Governance Publications

The Caged Phoenix: Can India Fly? by Dipankar Gupta

The Caged Phoenix: Can India Fly?

May 01, 2010
Dipankar Gupta, one of India’s foremost thinkers on social and economic issues, takes a critical—and controversial—look at the limits of the Indian success story in The Caged Phoenix. more

Women in Power in Post-Communist Parliaments, edited by Marilyn Rueschemeyer and Sharon L. Wolchik

Women in Power in Post-Communist Parliaments

Oct 01, 2009
Women in Power in Post-Communist Parliaments examines the life and work of women who have reached positions of political power after the end of communism in Europe. more

In Praise of Deadlock: How Partisan Struggle Makes Better Laws by W. Lee Rawls

In Praise of Deadlock: How Partisan Struggle Makes Better Laws

Oct 01, 2009
In Praise of Deadlock explains the legislative process and its checkpoints, with a noncomformist respect for the hurdles and hang-ups in the American system. W. Lee Rawls offers a candid perspective on partisan struggle, which he sees as essential to advancing policy and generating consensus.  more

Participatory Innovation and Representative Democracy in Latin America, edited by Andrew Selee and Enrique Peruzzotti

Participatory Innovation and Representative Democracy in Latin America

Oct 01, 2009
This empirically grounded collection examines the growth of participatory institutions in Latin American democracy and how such institutions affect representative government. While most existing literature concentrates on model cases of participatory budgeting in Brazil, this volume investigates cases in Mexico, Bolivia, Chile, Brazil, and Argentina, where conditions for innovation have been far less favorable. more

Germany Says No: The Iraq War and the Future of German Foreign and Security Policy by Dieter Dettke

Germany Says No: The Iraq War and the Future of German Foreign and Security Policy

Oct 01, 2009
Germany Says “No” reviews the country’s actions in major international crises from the first Gulf War to the war with Iraq, concluding—in contrast to many models of contemporary German foreign policy—that the country’s civilian power paradigm has been succeeded by a defensive structural realist approach. more

Participatory Institutions in Democratic Brazil by Leonardo Avritzer

Participatory Institutions in Democratic Brazil

May 01, 2009
Brazil has conducted some of the world’s most stunning experiments in participatory democracy, most notably the creation of city budgets through local citizens’ meetings. Leonardo Avritzer introduces a fresh analytical approach to reveal the social and institutional conditions that make civic participation most effective. more

Chinese Utopianism: A Comparative Study of Reformist Thought with Japan and Russia, 1898-1997 by Shiping Hua

Chinese Utopianism: A Comparative Study of Reformist Thought with Japan and Russia, 1898-1997
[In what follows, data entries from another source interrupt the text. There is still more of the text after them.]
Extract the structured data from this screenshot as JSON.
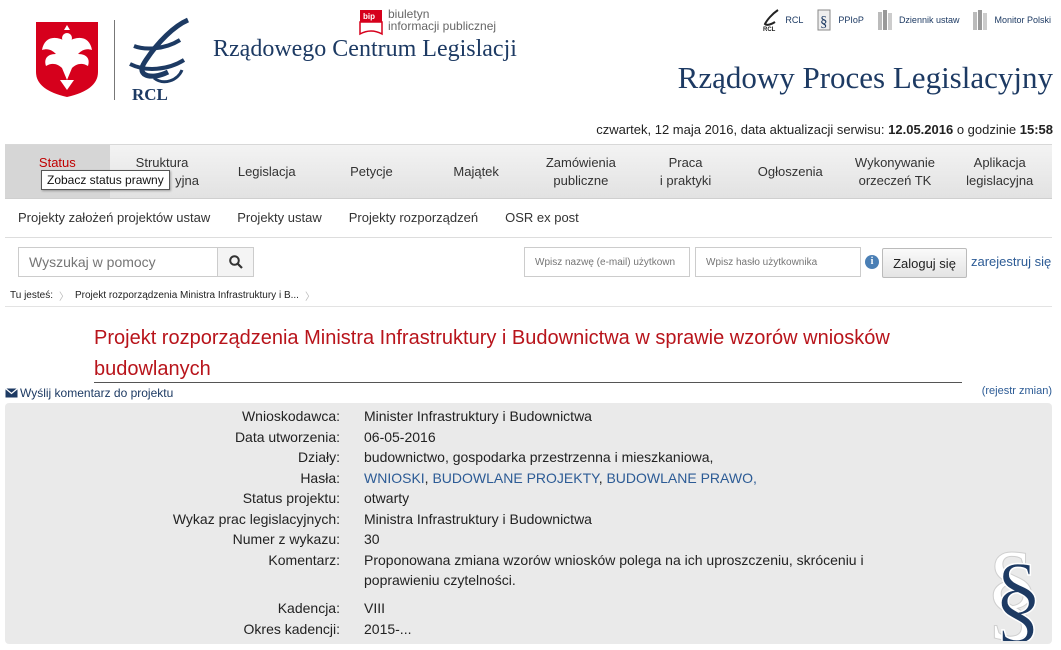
{
  "header": {
    "bip_text_1": "biuletyn",
    "bip_text_2": "informacji publicznej",
    "rcl_logo_text": "RCL",
    "rcl_title": "Rządowego Centrum Legislacji",
    "site_title": "Rządowy Proces Legislacyjny",
    "toplinks": [
      "RCL",
      "PPIoP",
      "Dziennik ustaw",
      "Monitor Polski"
    ]
  },
  "date_line": {
    "prefix": "czwartek, 12 maja 2016, data aktualizacji serwisu:",
    "update_date": "12.05.2016",
    "middle": "o godzinie",
    "time": "15:58"
  },
  "mainnav": {
    "items": [
      {
        "line1": "Status",
        "line2": "pra"
      },
      {
        "line1": "Struktura",
        "line2": "yjna"
      },
      {
        "line1": "Legislacja",
        "line2": ""
      },
      {
        "line1": "Petycje",
        "line2": ""
      },
      {
        "line1": "Majątek",
        "line2": ""
      },
      {
        "line1": "Zamówienia",
        "line2": "publiczne"
      },
      {
        "line1": "Praca",
        "line2": "i praktyki"
      },
      {
        "line1": "Ogłoszenia",
        "line2": ""
      },
      {
        "line1": "Wykonywanie",
        "line2": "orzeczeń TK"
      },
      {
        "line1": "Aplikacja",
        "line2": "legislacyjna"
      }
    ],
    "tooltip": "Zobacz status prawny"
  },
  "subnav": [
    "Projekty założeń projektów ustaw",
    "Projekty ustaw",
    "Projekty rozporządzeń",
    "OSR ex post"
  ],
  "search": {
    "placeholder": "Wyszukaj w pomocy"
  },
  "login": {
    "email_placeholder": "Wpisz nazwę (e-mail) użytkown",
    "password_placeholder": "Wpisz hasło użytkownika",
    "button": "Zaloguj się",
    "register": "zarejestruj się"
  },
  "breadcrumb": {
    "label": "Tu jesteś:",
    "current": "Projekt rozporządzenia Ministra Infrastruktury i B..."
  },
  "project": {
    "title": "Projekt rozporządzenia Ministra Infrastruktury i Budownictwa w sprawie wzorów wniosków budowlanych",
    "send_comment": "Wyślij komentarz do projektu",
    "registry": "(rejestr zmian)",
    "fields": {
      "applicant_label": "Wnioskodawca:",
      "applicant": "Minister Infrastruktury i Budownictwa",
      "created_label": "Data utworzenia:",
      "created": "06-05-2016",
      "departments_label": "Działy:",
      "departments": "budownictwo, gospodarka przestrzenna i mieszkaniowa,",
      "keywords_label": "Hasła:",
      "keyword_1": "WNIOSKI",
      "keyword_2": "BUDOWLANE PROJEKTY",
      "keyword_3": "BUDOWLANE PRAWO",
      "status_label": "Status projektu:",
      "status": "otwarty",
      "list_label": "Wykaz prac legislacyjnych:",
      "list": "Ministra Infrastruktury i Budownictwa",
      "number_label": "Numer z wykazu:",
      "number": "30",
      "comment_label": "Komentarz:",
      "comment": "Proponowana zmiana wzorów wniosków polega na ich uproszczeniu, skróceniu i poprawieniu czytelności.",
      "term_label": "Kadencja:",
      "term": "VIII",
      "term_period_label": "Okres kadencji:",
      "term_period": "2015-..."
    }
  }
}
May 01, 2009
Chinese Utopianism offers a new explanation of extreme radicalism in Chinese reform movements from the late nineteenth century through the Cultural Revolution and into the post-Mao era. more

One Homeland or Two? The Nationalization and Transnationalization of Mongolia's Kazakhs by Alexander C. Diener

One Homeland or Two? The Nationalization and Transnationalization of Mongolia's Kazakhs

May 01, 2009
How do ethnicity and notions of a traditional homeland interact in shaping a community’s values and images? As Alexander C. Diener shows in One Homeland or Two?, the answer, even in a diaspora, is far from a simple harking back to the “old country.” more

Asian Diplomacy: The Foreign Ministries of China, India, Japan, Singapore, and Thailand by Kishan S. Rana

Asian Diplomacy: The Foreign Ministries of China, India, Japan, Singapore, and Thailand

May 01, 2009
Based on over 160 interviews, Asian Diplomacy evaluates the ministries of foreign affairs in five major Asian countries. For each country, Kishan S. Rana first sketches the historical and political background of its diplomatic service. more

Corrupt Circles: A History of Unbound Graft in Peru by Alfonso W. Quiroz

Corrupt Circles: A History of Unbound Graft in Peru

Oct 01, 2008
In Corrupt Circles, Alfonso W. Quiroz gives a definitive and thorough history of Peruvian corruption that dates back to the country’s colonial period. He demonstrates how corruption has been deeply embedded in Peru’s state institutions and has damaged the country’s prospects, and estimates the costs of corruption to the country’s development. more

Pages

Dialogue

The Future of Higher Education

Mar 26, 2014Apr 02, 2014

Jeff Abernathy and Richard Morrill discuss how colleges and universities are dealing with rapidly rising costs and how the United States can still compete for students in a globalized environment.